_Goal of the exercise_. Every record below should be repeated exactly. Omit the pictures.

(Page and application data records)

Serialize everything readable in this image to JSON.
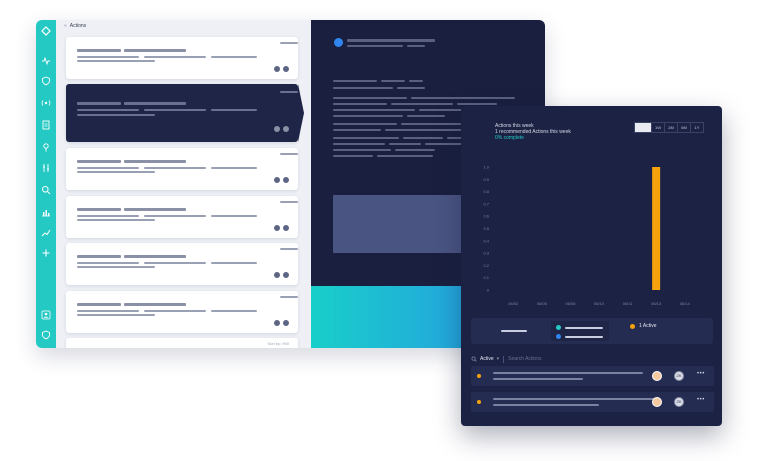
{
  "list_panel": {
    "breadcrumb": "Actions",
    "footnote": "Sort by: Hi/li"
  },
  "widget": {
    "title_line1": "Actions this week",
    "title_line2": "1 recommended Actions this week",
    "progress": "0% complete",
    "ranges": [
      "",
      "1W",
      "2M",
      "6M",
      "1Y"
    ],
    "legend_label": "1 Active",
    "filter_selected": "Active",
    "search_placeholder": "Search Actions",
    "row_avatar_initials": "ZK"
  },
  "colors": {
    "accent_teal": "#25c9c4",
    "bar_orange": "#f5a20c",
    "navy": "#1c2244",
    "blue": "#2f86f0"
  },
  "chart_data": {
    "type": "bar",
    "categories": [
      "06/02",
      "06/05",
      "06/08",
      "06/10",
      "06/11",
      "06/13",
      "06/14"
    ],
    "values": [
      0,
      0,
      0,
      0,
      0,
      1,
      0
    ],
    "y_ticks": [
      "0",
      "0.1",
      "0.2",
      "0.3",
      "0.4",
      "0.5",
      "0.6",
      "0.7",
      "0.8",
      "0.9",
      "1.0"
    ],
    "ylim": [
      0,
      1
    ],
    "grid": false,
    "legend": "bottom"
  }
}
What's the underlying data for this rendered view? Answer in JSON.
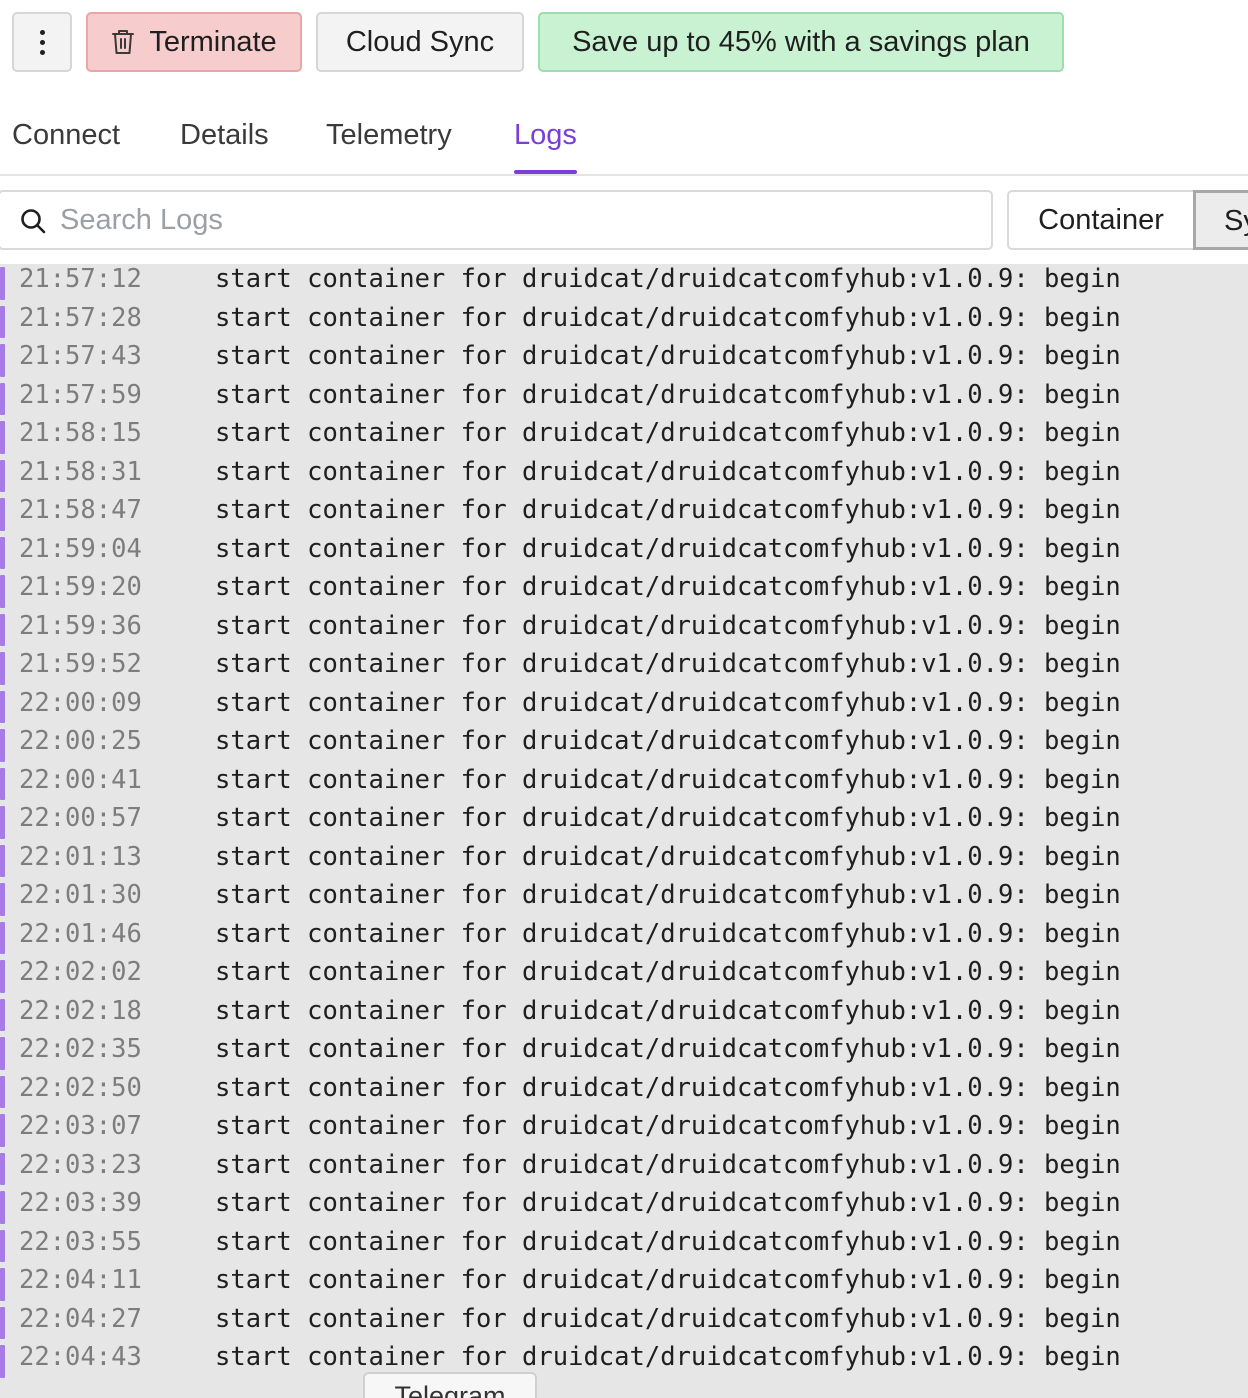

_Reply_.
Serialize everything readable in this image to JSON.
{
  "list_panel": {
    "breadcrumb": "Actions",
    "footnote": "Sort by: Hi/li"
  },
  "widget": {
    "title_line1": "Actions this week",
    "title_line2": "1 recommended Actions this week",
    "progress": "0% complete",
    "ranges": [
      "",
      "1W",
      "2M",
      "6M",
      "1Y"
    ],
    "legend_label": "1 Active",
    "filter_selected": "Active",
    "search_placeholder": "Search Actions",
    "row_avatar_initials": "ZK"
  },
  "colors": {
    "accent_teal": "#25c9c4",
    "bar_orange": "#f5a20c",
    "navy": "#1c2244",
    "blue": "#2f86f0"
  },
  "chart_data": {
    "type": "bar",
    "categories": [
      "06/02",
      "06/05",
      "06/08",
      "06/10",
      "06/11",
      "06/13",
      "06/14"
    ],
    "values": [
      0,
      0,
      0,
      0,
      0,
      1,
      0
    ],
    "y_ticks": [
      "0",
      "0.1",
      "0.2",
      "0.3",
      "0.4",
      "0.5",
      "0.6",
      "0.7",
      "0.8",
      "0.9",
      "1.0"
    ],
    "ylim": [
      0,
      1
    ],
    "grid": false,
    "legend": "bottom"
  }
}
What's the underlying data for this rendered view? Answer in JSON.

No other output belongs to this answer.